Morgan Stanley has been accused of creating a high-pressure sales culture that led some employees to push financial products on customers who didn’t want or need them.
In a filing against Morgan Stanley on Monday, the office of William Galvin, the Massachusetts secretary of the commonwealth, accused the bank of pushing unwanted financial products onto customers.
“Morgan Stanley’s firm-wide culture emphasizes the aggressive cross-selling of banking and lending products to wealth management clients,” the complaint said. “In 2014 and 2015, this culture inspired at least two sales contests in Massachusetts, which ran undeterred for sixteen months because of Morgan Stanley’s lack of adequate compliance and supervisory oversight.”
According to the complaint, Morgan Stanley encouraged wealth-management clients to take out loans using their investments as collateral. Galvin’s office claims that by signing clients up to these loans, known as portfolio loan accounts, Morgan Stanley advisers broke their fiduciary duty act in the best interest of their clients.
“In addition, Morgan Stanley’s internal-use materials also offered suggestions on how to overcome client objections to borrowing against their portfolios, including one particularly alarming objection to overcome: ‘I don’t borrow,'” the complaint said. “For clients to whom Morgan Stanley Financial Advisors owe a fiduciary duty, this is not an objection that should be overcome.”
“In addition to these incentives, the Complex Manager and MetroWest Private Bankers utilized incessant monitoring and tracking to pressure Financial Advisors to push PLAs on clients,” the complaint said. “Internal e-mails demonstrate this constant pressure.”

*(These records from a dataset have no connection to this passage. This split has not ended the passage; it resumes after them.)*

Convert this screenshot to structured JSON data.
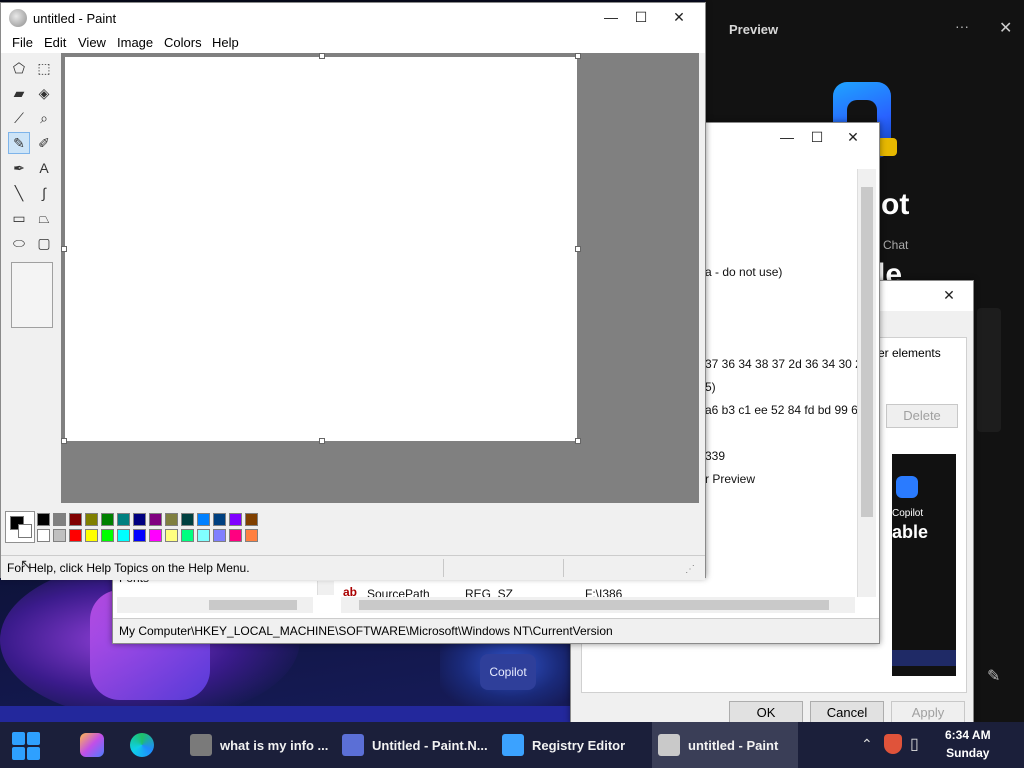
{
  "preview_pane": {
    "title": "Preview",
    "menu_glyph": "···",
    "close_glyph": "✕",
    "big_text_1": "ot",
    "small_text": "Chat",
    "big_text_2": "le"
  },
  "registry": {
    "title_buttons": {
      "minimize": "—",
      "maximize": "☐",
      "close": "✕"
    },
    "values": [
      "a - do not use)",
      "37 36 34 38 37 2d 36 34 30 2...",
      "5)",
      "a6 b3 c1 ee 52 84 fd bd 99 6...",
      "339",
      "r Preview"
    ],
    "tree_partial": "Fonts",
    "row_name": "SourcePath",
    "row_type": "REG_SZ",
    "row_data": "F:\\I386",
    "status_path": "My Computer\\HKEY_LOCAL_MACHINE\\SOFTWARE\\Microsoft\\Windows NT\\CurrentVersion"
  },
  "properties_dialog": {
    "close_glyph": "✕",
    "partial_text": "er elements",
    "delete_label": "Delete",
    "thumb_copilot": "Copilot",
    "thumb_big": "able",
    "ok_label": "OK",
    "cancel_label": "Cancel",
    "apply_label": "Apply"
  },
  "paint": {
    "title": "untitled - Paint",
    "title_buttons": {
      "minimize": "—",
      "maximize": "☐",
      "close": "✕"
    },
    "menu": [
      "File",
      "Edit",
      "View",
      "Image",
      "Colors",
      "Help"
    ],
    "tools": [
      {
        "name": "free-form-select-icon",
        "glyph": "⬠"
      },
      {
        "name": "rect-select-icon",
        "glyph": "⬚"
      },
      {
        "name": "eraser-icon",
        "glyph": "▰"
      },
      {
        "name": "fill-bucket-icon",
        "glyph": "◈"
      },
      {
        "name": "color-picker-icon",
        "glyph": "⟋"
      },
      {
        "name": "magnifier-icon",
        "glyph": "⌕"
      },
      {
        "name": "pencil-icon",
        "glyph": "✎"
      },
      {
        "name": "brush-icon",
        "glyph": "✐"
      },
      {
        "name": "airbrush-icon",
        "glyph": "✒"
      },
      {
        "name": "text-icon",
        "glyph": "A"
      },
      {
        "name": "line-icon",
        "glyph": "╲"
      },
      {
        "name": "curve-icon",
        "glyph": "∫"
      },
      {
        "name": "rectangle-icon",
        "glyph": "▭"
      },
      {
        "name": "polygon-icon",
        "glyph": "⏢"
      },
      {
        "name": "ellipse-icon",
        "glyph": "⬭"
      },
      {
        "name": "rounded-rect-icon",
        "glyph": "▢"
      }
    ],
    "selected_tool": "pencil-icon",
    "palette_top": [
      "#000000",
      "#808080",
      "#800000",
      "#808000",
      "#008000",
      "#008080",
      "#000080",
      "#800080",
      "#808040",
      "#004040",
      "#0080ff",
      "#004080",
      "#8000ff",
      "#804000"
    ],
    "palette_bottom": [
      "#ffffff",
      "#c0c0c0",
      "#ff0000",
      "#ffff00",
      "#00ff00",
      "#00ffff",
      "#0000ff",
      "#ff00ff",
      "#ffff80",
      "#00ff80",
      "#80ffff",
      "#8080ff",
      "#ff0080",
      "#ff8040"
    ],
    "status_text": "For Help, click Help Topics on the Help Menu."
  },
  "taskbar": {
    "items": [
      {
        "label": "what is my info ...",
        "icon": "browser-icon",
        "color": "#7a7a7a"
      },
      {
        "label": "Untitled - Paint.N...",
        "icon": "paint-net-icon",
        "color": "#5b6fd6"
      },
      {
        "label": "Registry Editor",
        "icon": "registry-icon",
        "color": "#3ba2ff"
      },
      {
        "label": "untitled - Paint",
        "icon": "paint-icon",
        "color": "#c9c9c9"
      }
    ],
    "time": "6:34 AM",
    "day": "Sunday"
  }
}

Additionally, to push these PLAs, the complaint said, the firm held sales contests at its subsidiary MetroWest that are not allowed under Massachusetts law. Galvin’s office claims that Morgan Stanley knew about the sales contests and did nothing about them.
“Despite knowledge of the prohibited sales contest running in MetroWest, Morgan Stanley has repeatedly denied the existence of the Sales Contest in statements to the public,” the filing said.
The focus on cross-selling and a high-pressure sales atmosphere mirrors that of another bank that has come under fire: Wells Fargo. While it does not appear that Morgan Stanley advisers opened PLAs without a client’s knowledge, the high-pressure sales environment and emphasis on cross-selling was also present when Wells employees opened 2 million accounts without customers’ knowledge.
In response to the complaint, Morgan Stanley offered the following statement to Business Insider:
“We object strongly to these allegations. The securities-based loan accounts were opened only after discussing the product with each client and obtaining their affirmative consent. These accounts are valuable to clients, providing access to low-cost liquidity whenever they choose to access it. Importantly, clients pay no fee to open a securities-based loan account. They are charged only if they choose to borrow money. The complaint is without merit, and Morgan Stanley intends to defend itself vigorously.”